- **PROBLEM STATEMENT**:
Please copy every line of the data in which the string "审核规则" appears.

- **MATERIAL SUPPLIED**:
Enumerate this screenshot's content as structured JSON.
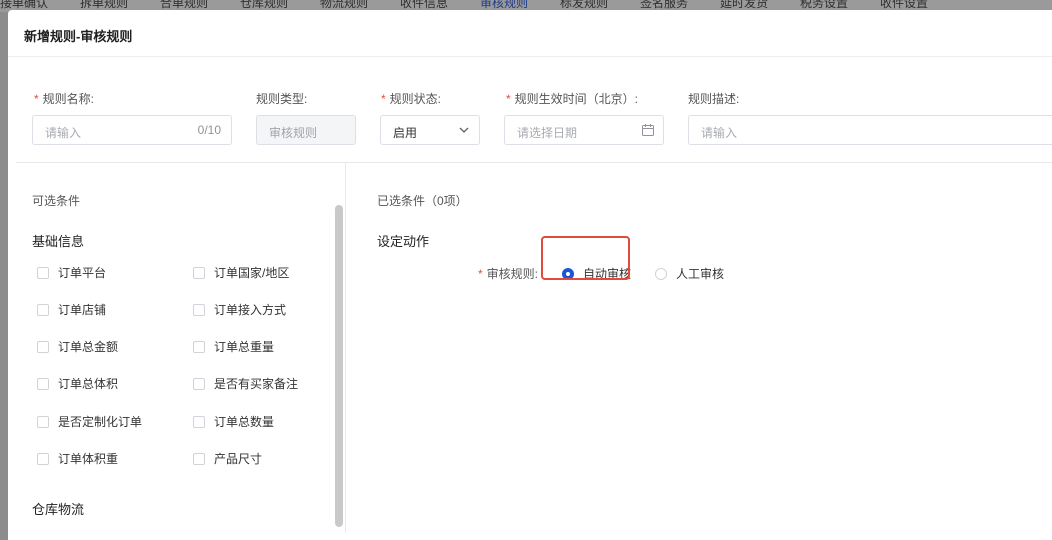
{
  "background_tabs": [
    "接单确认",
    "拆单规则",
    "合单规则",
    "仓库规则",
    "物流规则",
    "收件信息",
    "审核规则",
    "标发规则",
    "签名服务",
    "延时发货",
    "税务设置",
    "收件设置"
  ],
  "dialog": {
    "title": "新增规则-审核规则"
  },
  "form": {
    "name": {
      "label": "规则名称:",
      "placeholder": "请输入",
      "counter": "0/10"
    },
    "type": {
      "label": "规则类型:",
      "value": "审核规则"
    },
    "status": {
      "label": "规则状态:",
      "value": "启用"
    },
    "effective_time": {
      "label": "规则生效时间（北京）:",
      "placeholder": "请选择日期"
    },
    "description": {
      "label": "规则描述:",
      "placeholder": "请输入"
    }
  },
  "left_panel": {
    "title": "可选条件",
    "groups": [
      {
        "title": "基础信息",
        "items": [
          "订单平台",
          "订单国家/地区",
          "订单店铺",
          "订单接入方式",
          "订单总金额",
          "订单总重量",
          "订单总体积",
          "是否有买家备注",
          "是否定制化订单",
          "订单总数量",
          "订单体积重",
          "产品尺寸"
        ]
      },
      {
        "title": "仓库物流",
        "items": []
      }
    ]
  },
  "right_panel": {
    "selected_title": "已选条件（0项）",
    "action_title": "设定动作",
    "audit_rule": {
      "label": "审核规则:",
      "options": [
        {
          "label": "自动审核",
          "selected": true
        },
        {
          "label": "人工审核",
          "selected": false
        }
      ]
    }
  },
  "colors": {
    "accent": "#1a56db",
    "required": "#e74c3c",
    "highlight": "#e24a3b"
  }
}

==

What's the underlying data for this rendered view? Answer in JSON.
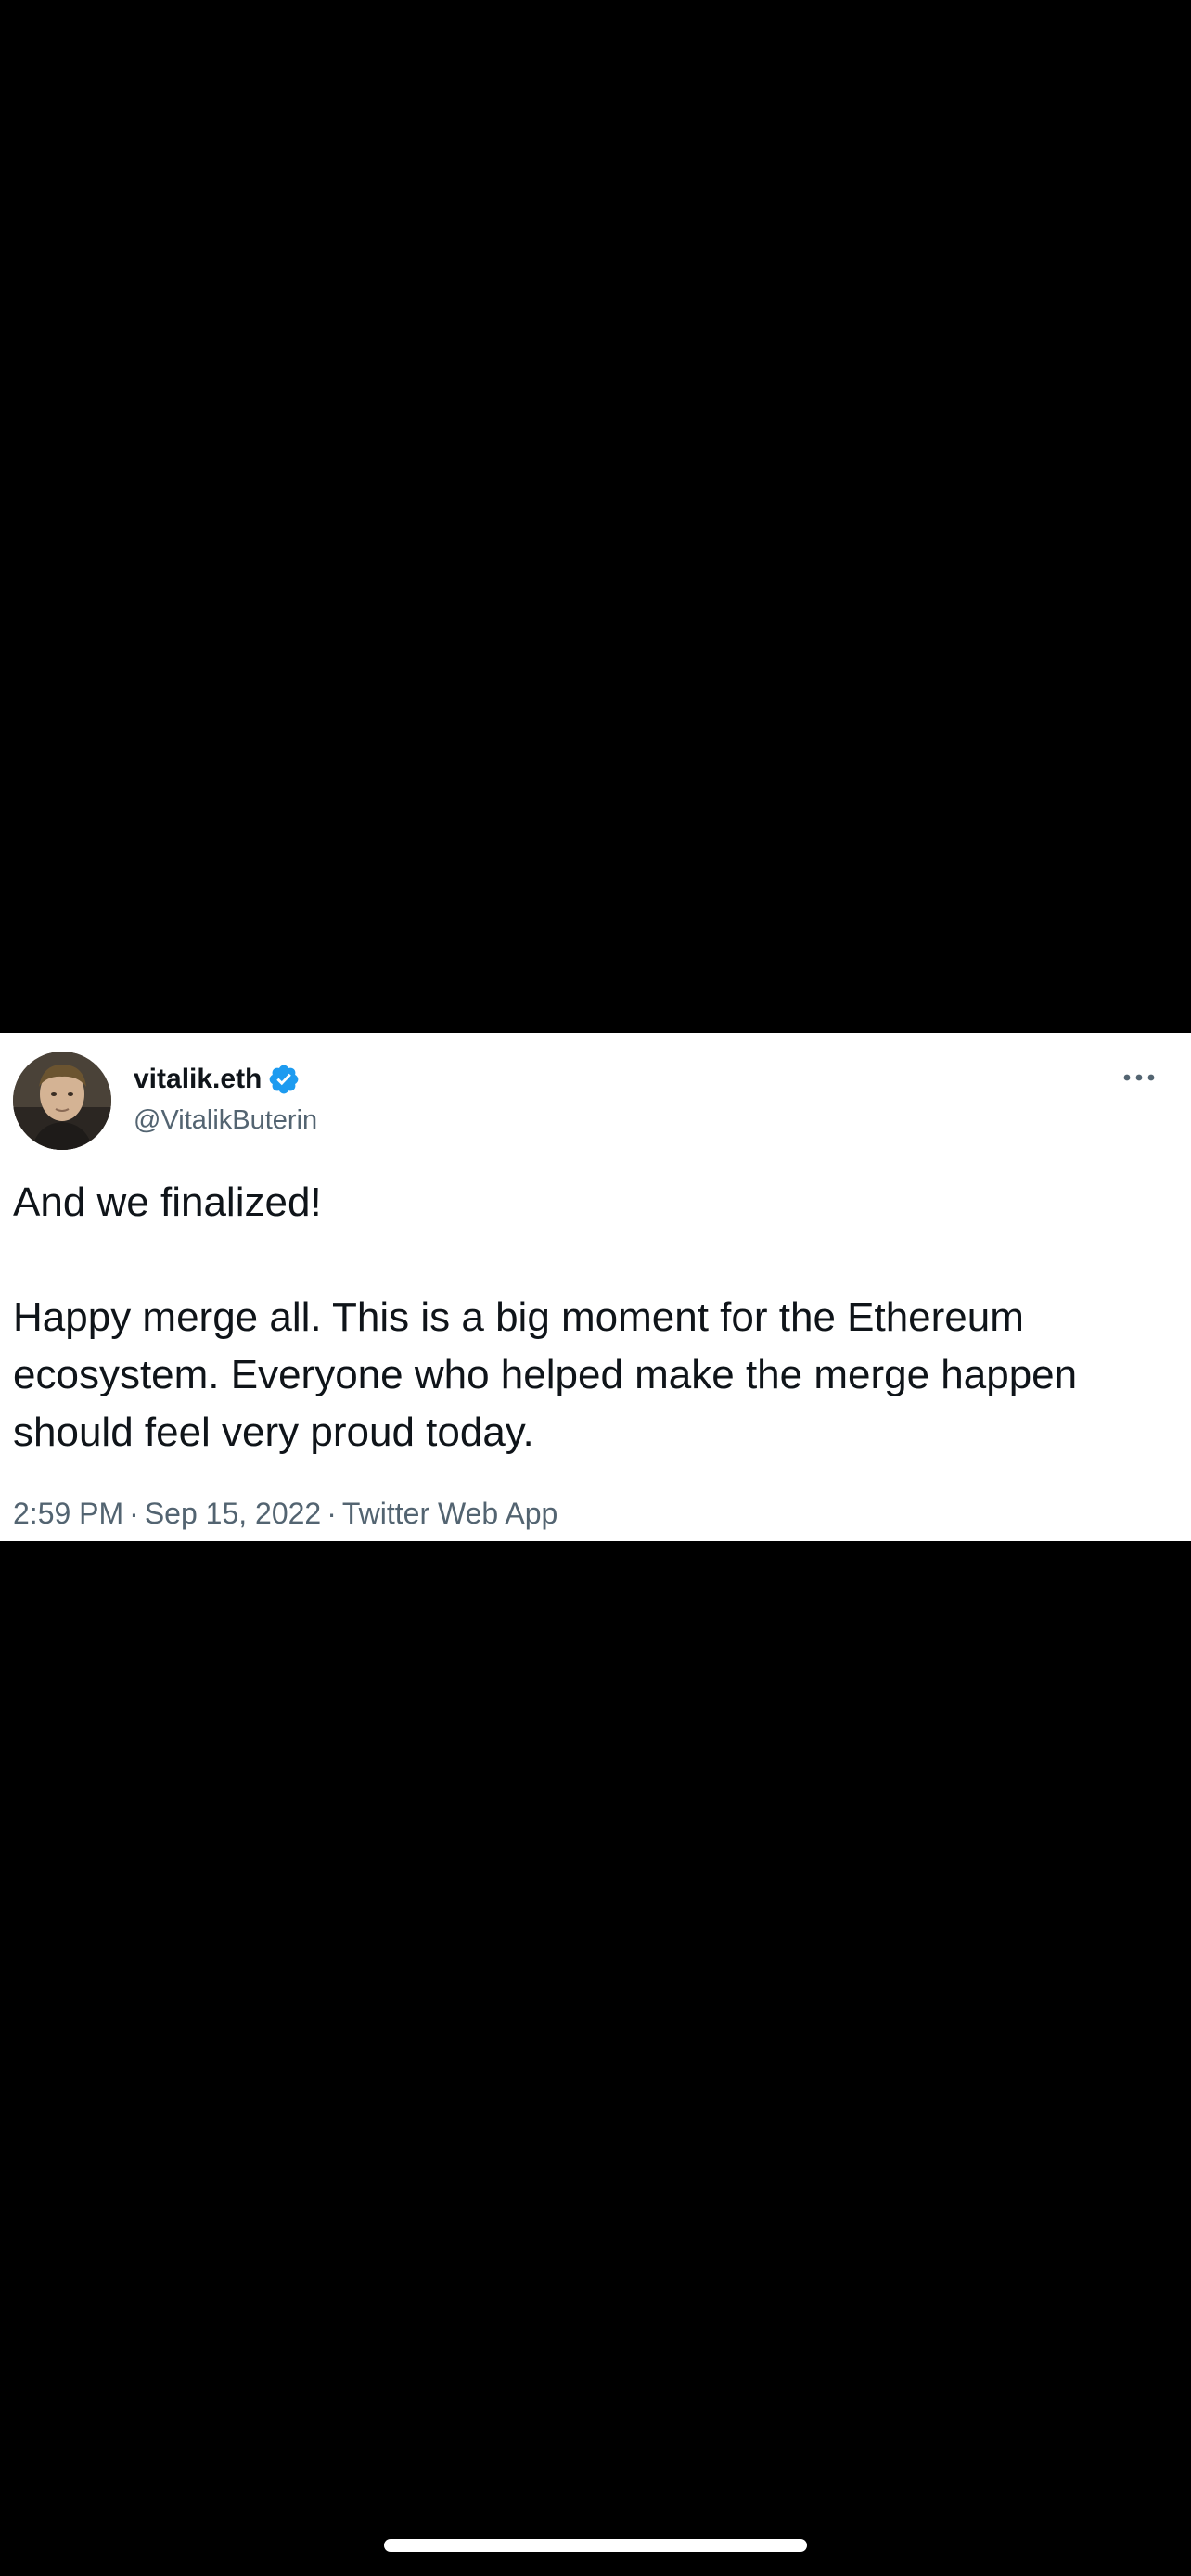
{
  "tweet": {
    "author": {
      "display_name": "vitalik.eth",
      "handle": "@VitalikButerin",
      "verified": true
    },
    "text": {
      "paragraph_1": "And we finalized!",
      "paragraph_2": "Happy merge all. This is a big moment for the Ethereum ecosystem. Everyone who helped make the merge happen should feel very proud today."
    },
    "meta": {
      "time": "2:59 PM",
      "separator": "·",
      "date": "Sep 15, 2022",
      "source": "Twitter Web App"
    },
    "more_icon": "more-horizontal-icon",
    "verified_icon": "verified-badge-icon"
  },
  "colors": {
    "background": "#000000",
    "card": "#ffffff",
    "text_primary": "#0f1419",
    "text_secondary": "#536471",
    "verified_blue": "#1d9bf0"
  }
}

- **ANSWER BELOW**:
    "审核规则",
    "title": "新增规则-审核规则"
      "value": "审核规则"
      "label": "审核规则:",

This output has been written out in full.